5. The apparatus of claim 1, wherein the first and second substrates each comprise four edges, and further wherein the first and second adhesive-coated regions on the first and second substrates, respectively, extend from a first edge to a second edge opposite the first edge, are contiguous with a third edge, and do not touch a fourth edge.

6. The apparatus of claim 1, further comprising a finger lift edge for easy separation of the first and second substrates, wherein the first and second substrates each comprise four edges, and further wherein:

the first and second adhesive-coated regions on the first and second substrates, respectively, extend from a first edge to a second edge opposite the first edge and do not touch a third or fourth edges; or
the first and second adhesive-coated regions on the first and second substrates, respectively, extend substantially between a first edge and a second edge opposite the first edge, and are contiguous with a third edge or do not touch the third edge; or
at least one of the first and second substrates are die cut or have a portion removed such that at least one of the edges of the first and second substrates is not aligned.

7. The apparatus of claim 1, further comprising a first indicia on the first print receiving face and a second indicia on the second print receiving face.

8. The apparatus of claim 1, wherein the first adhesive-coated region and the second adhesive-coated region comprise a removable, repositionable, pressure sensitive, freezer grade, permanent, repulpable, or recyclable adhesive.

9. The apparatus of claim 3, wherein the apparatus is configured to yield individual label pairs by cutting, die cutting, perforating, scoring, sheeting, or guillotine cutting the apparatus, and further wherein the individual label pairs are in the shape of a rectangle, polygon, or circle.

10. The apparatus of claim 1, wherein the first release region and the second release region comprise a non-silicone release formulation or a silicone release formulation.

11. The apparatus of claim 1, wherein the first substrate comprises paper or a polymer film and the second substrate comprises paper or a polymer film.

12. The apparatus of claim 1, further comprising:

a first ink or digital imaging on the first print receiving face; and
a second ink or digital imaging on the second print receiving face.

13. The apparatus of claim 1, wherein the applied anchor coating may comprise a tie-coat or primer formulation.

14. The apparatus of claim 1, wherein the first and second substrates are configured such that upon separation, the adhesive over the first release-coated region is transferred from the first substrate, and becomes anchored to the second substrate forming the second adhesive-coated region, and the first adhesive on the first adhesive-coated region remains adhered to the first substrate.

Referenced Cited

U.S. Patent Documents

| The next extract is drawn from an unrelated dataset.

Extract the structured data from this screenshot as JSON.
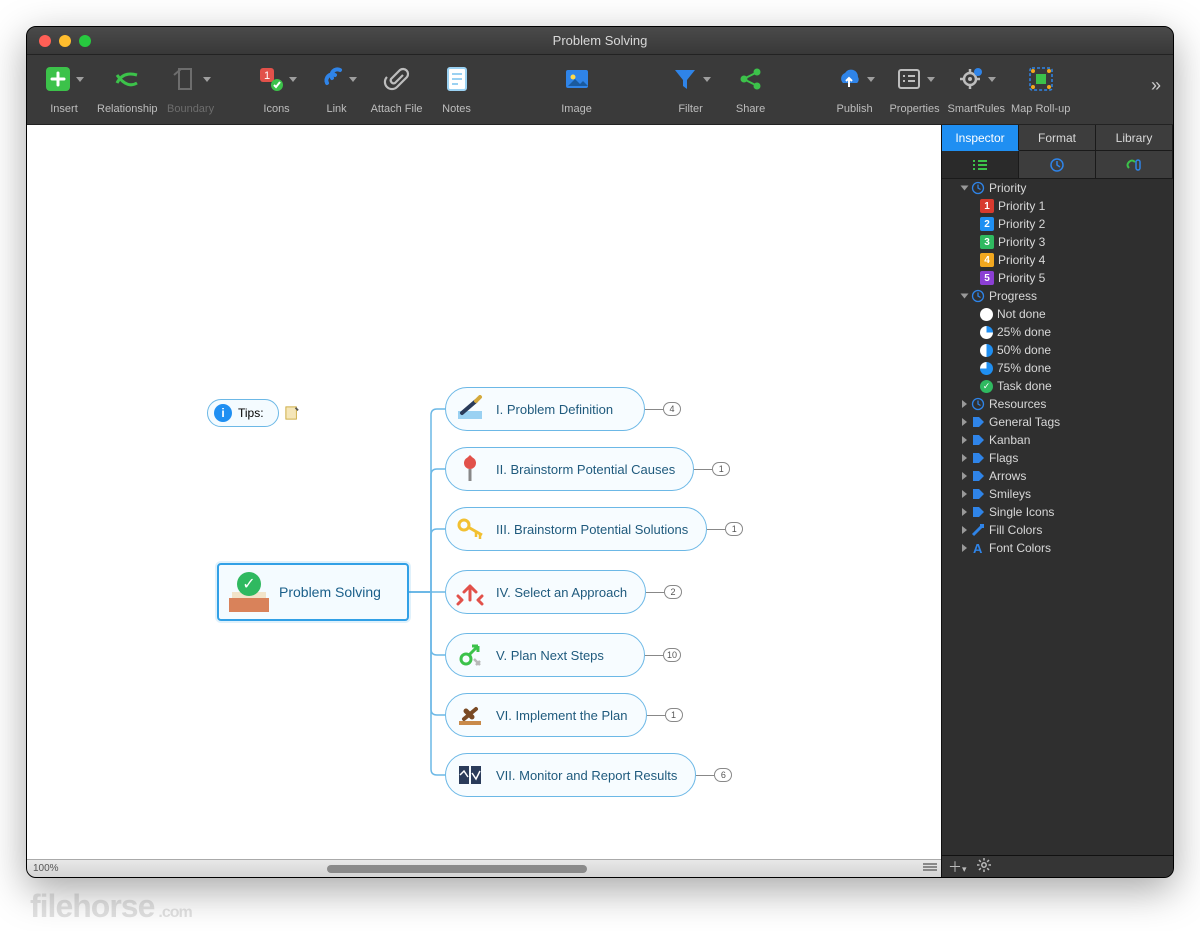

4460634 July 17, 1984 Hasegawa
5618062 April 8, 1997 Mertens
6171008 January 9, 2001 Ochsner
6620275 September 16, 2003 Avila
8011126 September 6, 2011 Nunez et al.
8163365 April 24, 2012 Weiner et al.
8261477 September 11, 2012 Wilkinson et al.
8836990 September 16, 2014 Dale et al.
8885204 November 11, 2014 Dale et al.
8910864 December 16, 2014 Falls et al.
9199427 December 1, 2015 Weidauer et al.
20140367956 December 18, 2014 Wilkinson et al.
20150043016 February 12, 2015 Randall et al.

Foreign Patent Documents

2 224 691 May 1990 GB

Patent History

Patent number: 9613547
Type: Grant
Filed: Apr 4, 2016
Date of Patent: Apr 4, 2017
Patent Publication Number: 20160293063
Assignee: NASTAR INC. (Middletown, WI)
Inventors: Gary H. Weiner (Middleton, WI), David R. James (Middleton, WI), John Short (Middleton, WI)
Primary Examiner: Linda L Gray
Application Number: 15/090,081

Classifications

Current U.S. Class: Utilizing Parting Or Release Material To Prevent Adhesion (156/289)
International Classification: G09F 3/10 (20060101); C09J 7/02 (20060101); G09F 3/02 (20060101); B42D 5/00 (20060101);